§ **EXERCISE GOAL**
Line by line, please look for the word "database" in the following records, then copy each line you find it in.
RECORDED INFORMATION section start
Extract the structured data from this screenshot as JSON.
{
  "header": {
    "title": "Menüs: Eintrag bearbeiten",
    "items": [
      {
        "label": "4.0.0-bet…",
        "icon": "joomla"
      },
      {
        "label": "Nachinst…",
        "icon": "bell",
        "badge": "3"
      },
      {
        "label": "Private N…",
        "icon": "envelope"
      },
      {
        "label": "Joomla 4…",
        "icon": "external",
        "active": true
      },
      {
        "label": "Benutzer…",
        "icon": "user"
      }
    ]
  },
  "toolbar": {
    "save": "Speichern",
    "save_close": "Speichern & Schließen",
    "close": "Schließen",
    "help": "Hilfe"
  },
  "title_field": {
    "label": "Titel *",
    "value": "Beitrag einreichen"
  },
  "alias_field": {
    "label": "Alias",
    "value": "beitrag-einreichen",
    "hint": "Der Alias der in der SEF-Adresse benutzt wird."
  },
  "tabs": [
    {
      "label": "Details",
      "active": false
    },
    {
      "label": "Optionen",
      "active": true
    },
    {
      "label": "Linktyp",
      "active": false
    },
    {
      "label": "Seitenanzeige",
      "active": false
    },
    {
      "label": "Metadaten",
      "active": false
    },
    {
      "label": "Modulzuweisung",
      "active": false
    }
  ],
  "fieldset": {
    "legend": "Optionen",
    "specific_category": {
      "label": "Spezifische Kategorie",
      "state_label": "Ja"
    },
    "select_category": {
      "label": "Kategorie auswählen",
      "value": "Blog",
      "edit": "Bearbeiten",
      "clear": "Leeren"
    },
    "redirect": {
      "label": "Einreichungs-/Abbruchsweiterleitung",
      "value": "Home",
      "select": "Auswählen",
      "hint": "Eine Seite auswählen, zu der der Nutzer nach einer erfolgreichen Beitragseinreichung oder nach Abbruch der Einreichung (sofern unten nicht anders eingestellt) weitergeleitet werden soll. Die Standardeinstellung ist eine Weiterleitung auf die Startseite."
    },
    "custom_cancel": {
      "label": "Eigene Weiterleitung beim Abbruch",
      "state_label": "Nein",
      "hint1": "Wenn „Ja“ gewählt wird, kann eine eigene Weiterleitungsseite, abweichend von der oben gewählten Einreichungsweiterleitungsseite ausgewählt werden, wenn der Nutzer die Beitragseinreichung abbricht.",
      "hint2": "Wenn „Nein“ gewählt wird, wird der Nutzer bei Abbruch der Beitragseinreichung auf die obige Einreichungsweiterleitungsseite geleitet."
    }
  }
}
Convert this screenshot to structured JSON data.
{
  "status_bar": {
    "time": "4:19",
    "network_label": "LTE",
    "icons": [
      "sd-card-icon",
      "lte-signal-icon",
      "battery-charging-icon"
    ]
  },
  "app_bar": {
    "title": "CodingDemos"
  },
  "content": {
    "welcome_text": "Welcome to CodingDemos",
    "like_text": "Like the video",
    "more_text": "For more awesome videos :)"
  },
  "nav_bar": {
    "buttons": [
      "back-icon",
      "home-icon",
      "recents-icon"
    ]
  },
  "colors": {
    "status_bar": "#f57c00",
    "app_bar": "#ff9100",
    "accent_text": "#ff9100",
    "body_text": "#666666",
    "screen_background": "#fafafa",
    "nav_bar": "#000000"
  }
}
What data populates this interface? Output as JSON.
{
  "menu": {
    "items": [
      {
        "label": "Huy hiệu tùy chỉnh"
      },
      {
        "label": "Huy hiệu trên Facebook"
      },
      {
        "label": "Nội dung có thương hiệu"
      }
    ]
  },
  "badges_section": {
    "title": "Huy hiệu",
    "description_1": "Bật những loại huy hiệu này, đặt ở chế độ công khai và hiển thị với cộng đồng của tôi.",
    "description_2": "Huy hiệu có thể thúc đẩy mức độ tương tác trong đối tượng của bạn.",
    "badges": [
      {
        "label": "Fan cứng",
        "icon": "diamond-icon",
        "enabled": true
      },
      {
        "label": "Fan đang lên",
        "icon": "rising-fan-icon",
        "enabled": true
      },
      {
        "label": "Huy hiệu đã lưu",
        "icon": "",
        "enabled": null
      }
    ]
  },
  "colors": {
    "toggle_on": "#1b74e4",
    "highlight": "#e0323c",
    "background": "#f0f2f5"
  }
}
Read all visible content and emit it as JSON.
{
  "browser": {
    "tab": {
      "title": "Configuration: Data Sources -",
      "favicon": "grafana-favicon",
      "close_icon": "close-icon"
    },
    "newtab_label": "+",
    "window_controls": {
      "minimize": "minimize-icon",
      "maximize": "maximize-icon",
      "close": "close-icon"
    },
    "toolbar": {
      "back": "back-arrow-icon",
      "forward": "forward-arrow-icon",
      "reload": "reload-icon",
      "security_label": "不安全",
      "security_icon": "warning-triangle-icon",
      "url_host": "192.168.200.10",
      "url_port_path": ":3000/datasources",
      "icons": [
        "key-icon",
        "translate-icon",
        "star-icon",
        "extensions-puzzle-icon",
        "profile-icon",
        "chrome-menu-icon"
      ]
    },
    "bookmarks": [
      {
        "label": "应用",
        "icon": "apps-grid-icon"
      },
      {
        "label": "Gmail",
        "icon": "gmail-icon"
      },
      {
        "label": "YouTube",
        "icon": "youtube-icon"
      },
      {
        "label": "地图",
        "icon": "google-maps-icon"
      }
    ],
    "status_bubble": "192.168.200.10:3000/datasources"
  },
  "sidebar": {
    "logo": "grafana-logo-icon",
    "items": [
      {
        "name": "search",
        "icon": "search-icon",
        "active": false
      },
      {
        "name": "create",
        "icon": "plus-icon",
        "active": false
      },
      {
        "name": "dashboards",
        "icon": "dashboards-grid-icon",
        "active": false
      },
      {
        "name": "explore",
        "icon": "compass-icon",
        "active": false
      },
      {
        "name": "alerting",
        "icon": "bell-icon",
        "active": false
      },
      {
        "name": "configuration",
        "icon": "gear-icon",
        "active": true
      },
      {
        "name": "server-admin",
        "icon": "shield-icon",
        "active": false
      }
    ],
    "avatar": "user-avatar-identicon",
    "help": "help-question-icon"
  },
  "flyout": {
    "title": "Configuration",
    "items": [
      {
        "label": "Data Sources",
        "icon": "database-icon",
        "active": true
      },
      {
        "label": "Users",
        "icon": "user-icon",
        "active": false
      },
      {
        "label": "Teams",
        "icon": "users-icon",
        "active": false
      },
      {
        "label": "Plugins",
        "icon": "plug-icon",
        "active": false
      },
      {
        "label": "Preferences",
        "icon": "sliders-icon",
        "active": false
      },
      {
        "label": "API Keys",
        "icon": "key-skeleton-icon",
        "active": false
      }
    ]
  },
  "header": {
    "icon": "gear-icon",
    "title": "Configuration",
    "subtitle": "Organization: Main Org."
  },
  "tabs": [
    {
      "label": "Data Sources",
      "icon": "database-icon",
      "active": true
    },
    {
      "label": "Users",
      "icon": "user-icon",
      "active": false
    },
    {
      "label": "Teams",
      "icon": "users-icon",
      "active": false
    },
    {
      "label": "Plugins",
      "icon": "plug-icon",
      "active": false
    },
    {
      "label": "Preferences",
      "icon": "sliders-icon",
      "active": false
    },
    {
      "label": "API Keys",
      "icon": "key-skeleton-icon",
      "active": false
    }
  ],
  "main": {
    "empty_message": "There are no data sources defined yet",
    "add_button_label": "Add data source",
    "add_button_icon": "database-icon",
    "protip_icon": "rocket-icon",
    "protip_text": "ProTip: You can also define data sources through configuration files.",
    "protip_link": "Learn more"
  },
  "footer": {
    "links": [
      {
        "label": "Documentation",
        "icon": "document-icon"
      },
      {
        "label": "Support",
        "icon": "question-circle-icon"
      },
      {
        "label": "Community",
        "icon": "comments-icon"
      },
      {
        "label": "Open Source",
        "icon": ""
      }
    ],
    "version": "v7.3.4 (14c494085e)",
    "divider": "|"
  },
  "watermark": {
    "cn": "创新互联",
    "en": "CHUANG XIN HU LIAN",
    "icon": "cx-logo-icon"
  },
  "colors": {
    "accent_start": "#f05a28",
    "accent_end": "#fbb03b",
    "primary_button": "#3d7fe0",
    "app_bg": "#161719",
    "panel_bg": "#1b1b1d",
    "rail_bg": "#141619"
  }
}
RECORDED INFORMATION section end
§ **EXPECTED ANSWER**
        "icon": "database-icon",
      "icon": "database-icon",
    "add_button_icon": "database-icon",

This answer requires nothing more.